Shigenobu Nagamori, Nidec’s founder, has a good track record of predicting business trends, notes a Bloomberg article written by Anjani Trivedi, a columnist covering industrial companies in Asia.
Nidec‘s capital-expenditure cycles have become something of a leading indicator for Japan’s manufacturing sector. So when Nidec starts ramping up investment in robots, an important trend could be in the offing.
“The decline of the global work age population is creating a huge demand [for robotics], coming not only from manufacturing industries, but also from food, logistics and service industries,” the company’s CFO, Akira Sato, said in an earnings call in July.
Nidec is buying five German companies, including MS-Graessner GmbH, and will spend 50 billion yen ($450 million) this year shopping for firms that make things like robot parts, the Nikkei reported this week. The report also noted that Nidec will spend as much as 20 billion yen on each of the acquisitions in the year to March 2019.
The transaction is taking place through Nidec-Shimpo GmbH, the German affiliate of subsidiary Nidec-Shimpo.
Nidec-Shimpo’s main line of gearboxes are precision planetary reducers with a particular strength in the linear type reducers whose input and output shafts are aligned. These are currently sold in Asia, mainly in Japan and China and the Americas.
Graessner exhibits strong capability in right-angle precision gearboxes, of which the input and output shafts are arranged at an angle of 90 degrees, particularly in hypoid reducers. Graessner’s current main market is Europe, mainly Germany.
As a result of the transaction, Nidec-Shimpo can now offer a more comprehensive precision gearbox range, both linear and angular types, and expand its sales in Europe, a large market for planetary gearboxes. In addition, Nidec-Shimpo plans to manufacture its newly developed strain wave gearboxes for robotic applications in Graessner’s German factory.
Likewise, Graessner can sell its products through Nidec-Shimpo’s sales and after-sales service network in Asia and the Americas.

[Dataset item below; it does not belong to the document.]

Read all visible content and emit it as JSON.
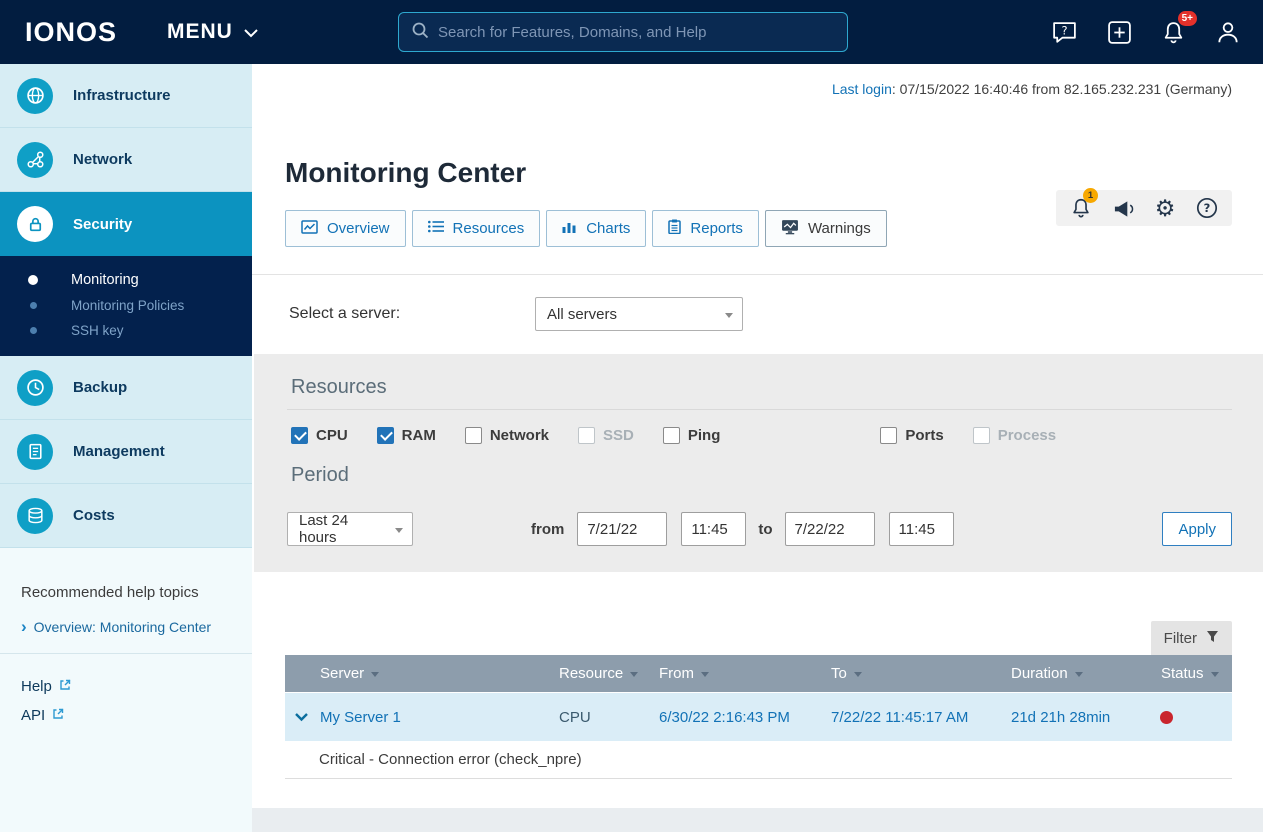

Nidec is also converting a factory in the Philippines — once used to make spindle motors for hard-disk drives — to one that will make compact reducers, key parts that account for as much as 40% of the cost of advanced robots. It is also building a factory in Pinghu, China, for the traction motors needed in electric cars, a market that could grow to around $19 billion by 2030, according to Goldman Sachs.